══ Data ══
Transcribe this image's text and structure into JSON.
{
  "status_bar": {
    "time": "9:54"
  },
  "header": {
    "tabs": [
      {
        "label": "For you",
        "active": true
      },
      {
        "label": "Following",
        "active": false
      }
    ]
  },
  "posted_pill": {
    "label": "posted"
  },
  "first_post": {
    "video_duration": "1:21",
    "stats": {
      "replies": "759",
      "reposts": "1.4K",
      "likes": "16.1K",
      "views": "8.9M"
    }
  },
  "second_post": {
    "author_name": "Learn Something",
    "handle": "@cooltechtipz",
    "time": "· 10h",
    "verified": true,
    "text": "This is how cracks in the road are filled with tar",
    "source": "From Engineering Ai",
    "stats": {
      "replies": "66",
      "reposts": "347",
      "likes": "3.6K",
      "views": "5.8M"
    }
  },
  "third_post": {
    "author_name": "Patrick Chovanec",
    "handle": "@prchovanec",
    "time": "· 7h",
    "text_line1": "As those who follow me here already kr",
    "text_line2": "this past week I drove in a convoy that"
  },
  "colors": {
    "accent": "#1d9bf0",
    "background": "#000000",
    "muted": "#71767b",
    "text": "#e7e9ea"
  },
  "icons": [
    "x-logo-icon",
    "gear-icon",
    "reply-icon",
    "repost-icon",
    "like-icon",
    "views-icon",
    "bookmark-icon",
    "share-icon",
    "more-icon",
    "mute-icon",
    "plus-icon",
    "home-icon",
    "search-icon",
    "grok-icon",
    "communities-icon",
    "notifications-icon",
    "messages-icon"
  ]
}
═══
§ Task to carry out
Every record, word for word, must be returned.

§ Response for this exercise
Transcribe this image's text and structure into JSON.
{
  "status_bar": {
    "time": "9:54"
  },
  "header": {
    "tabs": [
      {
        "label": "For you",
        "active": true
      },
      {
        "label": "Following",
        "active": false
      }
    ]
  },
  "posted_pill": {
    "label": "posted"
  },
  "first_post": {
    "video_duration": "1:21",
    "stats": {
      "replies": "759",
      "reposts": "1.4K",
      "likes": "16.1K",
      "views": "8.9M"
    }
  },
  "second_post": {
    "author_name": "Learn Something",
    "handle": "@cooltechtipz",
    "time": "· 10h",
    "verified": true,
    "text": "This is how cracks in the road are filled with tar",
    "source": "From Engineering Ai",
    "stats": {
      "replies": "66",
      "reposts": "347",
      "likes": "3.6K",
      "views": "5.8M"
    }
  },
  "third_post": {
    "author_name": "Patrick Chovanec",
    "handle": "@prchovanec",
    "time": "· 7h",
    "text_line1": "As those who follow me here already kr",
    "text_line2": "this past week I drove in a convoy that"
  },
  "colors": {
    "accent": "#1d9bf0",
    "background": "#000000",
    "muted": "#71767b",
    "text": "#e7e9ea"
  },
  "icons": [
    "x-logo-icon",
    "gear-icon",
    "reply-icon",
    "repost-icon",
    "like-icon",
    "views-icon",
    "bookmark-icon",
    "share-icon",
    "more-icon",
    "mute-icon",
    "plus-icon",
    "home-icon",
    "search-icon",
    "grok-icon",
    "communities-icon",
    "notifications-icon",
    "messages-icon"
  ]
}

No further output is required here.